By Monica Sullivan
Movie Magazine International
Among the best movies released in 1962 is a film noir directed by John Frankenheimer. “The Manchurian Candidate” boasts a beautifully constructed script by Frankenheimer and George Axelrod, a terrific cast headed by Frank Sinatra, Laurence Harvey and Angela Lansbury and a dark premonitory vision that reveals all the horrors of the late sixties in embryo. Those who would like to remember 1962 as an innocent year can look elsewhere for nostalgia.

“The Manchurian Candidate” is grim, gripping entertainment. Filmed within five years of Senator Joe McCarthy's death, the movie makes use of the paranoid Cold War era, and also reveals the slickness of the characters who marketed our national fears.

Angela Lansbury was only 37 when she played 34-year-old Laurence Harvey's villainous mother, but she gets away with it and steals every scene she's in. Lithuanian-born Harvey never was convincing in American roles, although he certainly played enough of them, yet he is otherwise sympathetic and restrained in the pivotal role. Frank Sinatra could be a fine actor when he wanted to be, and he plays with cool, crisp authority here.
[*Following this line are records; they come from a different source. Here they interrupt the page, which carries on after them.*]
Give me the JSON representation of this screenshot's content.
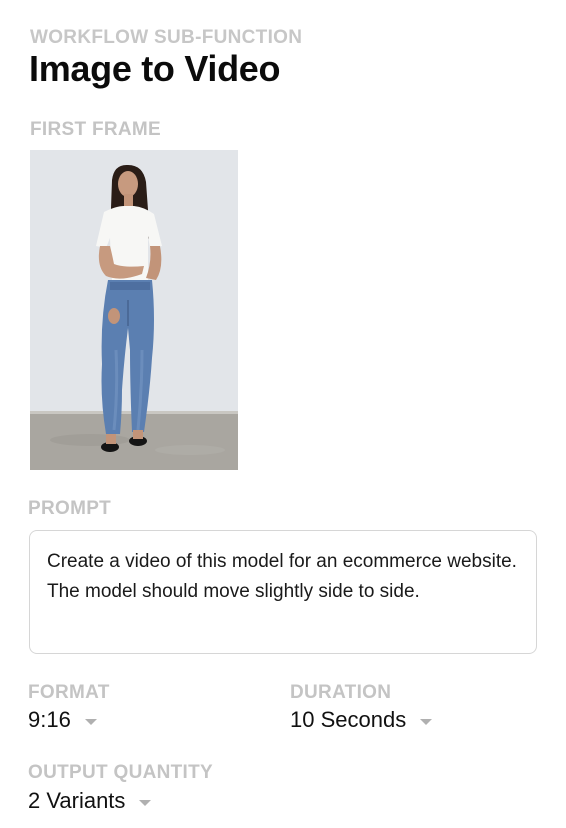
{
  "header": {
    "eyebrow": "WORKFLOW SUB-FUNCTION",
    "title": "Image to Video"
  },
  "first_frame": {
    "label": "FIRST FRAME"
  },
  "prompt": {
    "label": "PROMPT",
    "value": "Create a video of this model for an ecommerce website. The model should move slightly side to side."
  },
  "format": {
    "label": "FORMAT",
    "selected": "9:16"
  },
  "duration": {
    "label": "DURATION",
    "selected": "10 Seconds"
  },
  "output_quantity": {
    "label": "OUTPUT QUANTITY",
    "selected": "2 Variants"
  },
  "colors": {
    "label_gray": "#c4c4c4",
    "border": "#d6d6d6",
    "text": "#111111"
  }
}
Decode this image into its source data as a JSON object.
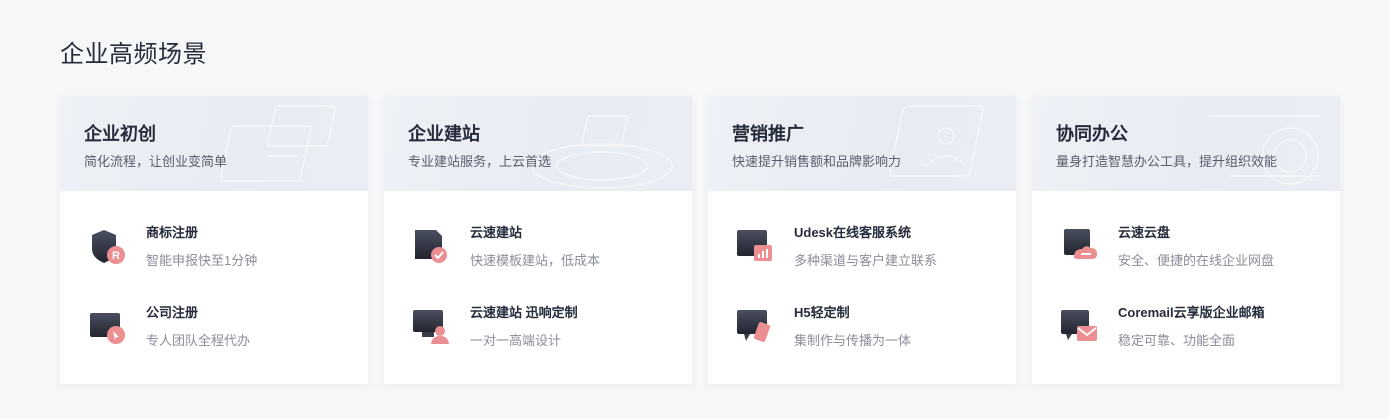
{
  "section": {
    "title": "企业高频场景"
  },
  "cards": [
    {
      "title": "企业初创",
      "subtitle": "简化流程，让创业变简单",
      "items": [
        {
          "title": "商标注册",
          "desc": "智能申报快至1分钟",
          "icon": "trademark-r-icon"
        },
        {
          "title": "公司注册",
          "desc": "专人团队全程代办",
          "icon": "company-register-icon"
        }
      ]
    },
    {
      "title": "企业建站",
      "subtitle": "专业建站服务，上云首选",
      "items": [
        {
          "title": "云速建站",
          "desc": "快速模板建站，低成本",
          "icon": "quick-site-icon"
        },
        {
          "title": "云速建站 迅响定制",
          "desc": "一对一高端设计",
          "icon": "custom-site-icon"
        }
      ]
    },
    {
      "title": "营销推广",
      "subtitle": "快速提升销售额和品牌影响力",
      "items": [
        {
          "title": "Udesk在线客服系统",
          "desc": "多种渠道与客户建立联系",
          "icon": "customer-service-icon"
        },
        {
          "title": "H5轻定制",
          "desc": "集制作与传播为一体",
          "icon": "h5-icon"
        }
      ]
    },
    {
      "title": "协同办公",
      "subtitle": "量身打造智慧办公工具，提升组织效能",
      "items": [
        {
          "title": "云速云盘",
          "desc": "安全、便捷的在线企业网盘",
          "icon": "cloud-disk-icon"
        },
        {
          "title": "Coremail云享版企业邮箱",
          "desc": "稳定可靠、功能全面",
          "icon": "mail-icon"
        }
      ]
    }
  ],
  "colors": {
    "icon_dark": "#2b2f3d",
    "icon_accent": "#e8737a",
    "header_bg": "#e9edf3"
  }
}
Not many people remember an attractive, talented starlet named Leslie Parrish, but she is shown to good advantage opposite Harvey. One bit of miscasting is Puerto Rican Henry Silva as a Korean, an especially odd choice in a picture which also features Khigh Dhiegh. There's also a weak love interest bit for Janet Leigh opposite Sinatra.

“The Manchurian Candidate” was made in the midst of the Kennedy years and yet it's atypical of films of that era in that it's genuinely noir and genuinely prophetic. It runs rings around most of today's thrillers.
More Information:
The Manchurian Candidate
USA - 1962